A collaboration between auteurs Donald Jackson and Scott Shaw, this post-apocalyptic movie is a fine example of Zen Filmmaking (i.e. filming whatever crap comes to mind with whatever actors and costumes we can throw together before the cops show up.) Imagine Tommy Wiseau remaking Mad Max and you can just about imagine what this is like.
I've seen this movie and it would be prime riffing material. But you'd have to make sure it was the original VHS version rather than the version currently on sale on Scott Shaw's website.
See, here's a shocking factoid - there's actually a movie Scott Shaw and Donald G. Jackson were ashamed of and didn't want their names attached to. And that was Legend of the Rollerblade 7.
According to Shaw, the VHS version of the movie was put together by one of their other producers, without their permission, using footage from The Rollerblade 7 and Return of the Rollerblade 7. And it is even more nonsensical than a standard Shaw/Jackson production.
...Scott Shaw, of Rollergator fame?
The master of Zen film-making Scott Shaw, a beautiful blonde warrior who doesn't know how to use a sword, a mime wielding a pair of baseball bats as weapons, a banjo player wearing a top-hat and rollerblading, a sub-plot involving Buddy Holly and Ritche Valens, plastic toy katana battles in a ditch, and Frank Stallone! Yes, this one is ripe for the riffing!
Devan Gladden commented

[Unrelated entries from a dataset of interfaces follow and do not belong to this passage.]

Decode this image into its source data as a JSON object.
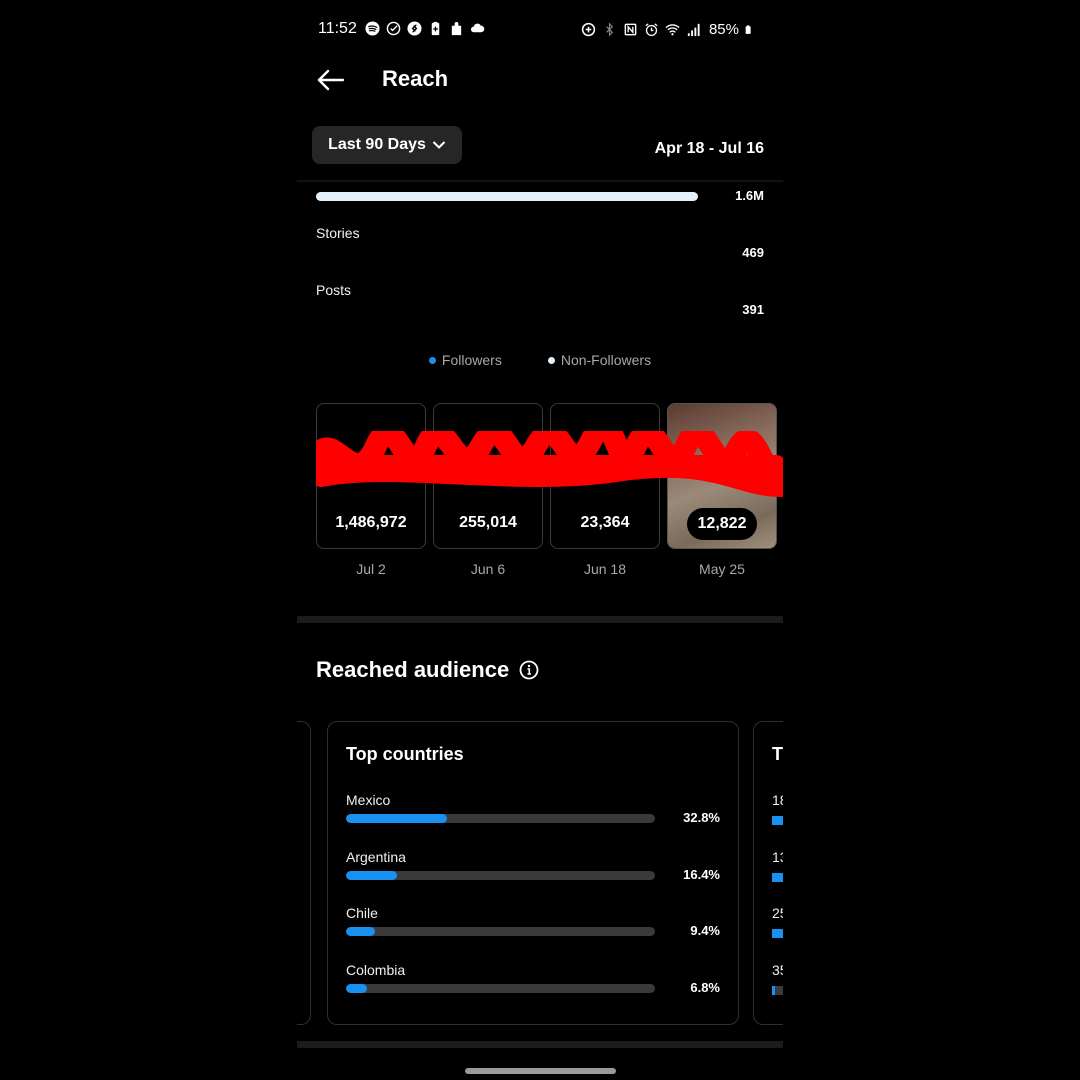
{
  "status_bar": {
    "time": "11:52",
    "left_icons": [
      "spotify-icon",
      "check-circle-icon",
      "shazam-icon",
      "battery-saver-icon",
      "puzzle-icon",
      "cloud-icon"
    ],
    "right_icons": [
      "data-saver-icon",
      "bluetooth-icon",
      "nfc-icon",
      "alarm-icon",
      "wifi-icon",
      "signal-icon"
    ],
    "battery": "85%"
  },
  "header": {
    "title": "Reach"
  },
  "filter": {
    "range_label": "Last 90 Days",
    "date_range": "Apr 18 - Jul 16"
  },
  "breakdown": {
    "total_value": "1.6M",
    "total_fraction": 1.0,
    "rows": [
      {
        "label": "Stories",
        "value": "469"
      },
      {
        "label": "Posts",
        "value": "391"
      }
    ]
  },
  "legend": [
    {
      "label": "Followers",
      "color": "#1a91f0"
    },
    {
      "label": "Non-Followers",
      "color": "#e6f2fb"
    }
  ],
  "top_content": [
    {
      "value": "1,486,972",
      "date": "Jul 2"
    },
    {
      "value": "255,014",
      "date": "Jun 6"
    },
    {
      "value": "23,364",
      "date": "Jun 18"
    },
    {
      "value": "12,822",
      "date": "May 25"
    }
  ],
  "reached_audience": {
    "title": "Reached audience",
    "top_countries": {
      "title": "Top countries",
      "items": [
        {
          "name": "Mexico",
          "percent_label": "32.8%",
          "percent": 32.8
        },
        {
          "name": "Argentina",
          "percent_label": "16.4%",
          "percent": 16.4
        },
        {
          "name": "Chile",
          "percent_label": "9.4%",
          "percent": 9.4
        },
        {
          "name": "Colombia",
          "percent_label": "6.8%",
          "percent": 6.8
        }
      ]
    },
    "next_card_peek": {
      "title": "T",
      "items": [
        "18",
        "13",
        "25",
        "35"
      ]
    }
  },
  "colors": {
    "accent": "#1a91f0",
    "track": "#3a3a3a",
    "redaction": "#ff0000"
  }
}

What if "Mad Max" and "Teenage Mutant Ninja Turtles" had a freak offspring of a movie? What if half naked ninja chicks on roller blades with samurai swords clashed with punks to the sound of a banjo? What if I wasn't making all this up? Yes 1991's "Roller Blade Seven" truly exists, and it makes "Eraserhead" look like a 6th grade art project. What if THE WHEEL ZONE is something that's really damn important? What if you went forth now and skated the path of righteousness? What if...it's a trilogy?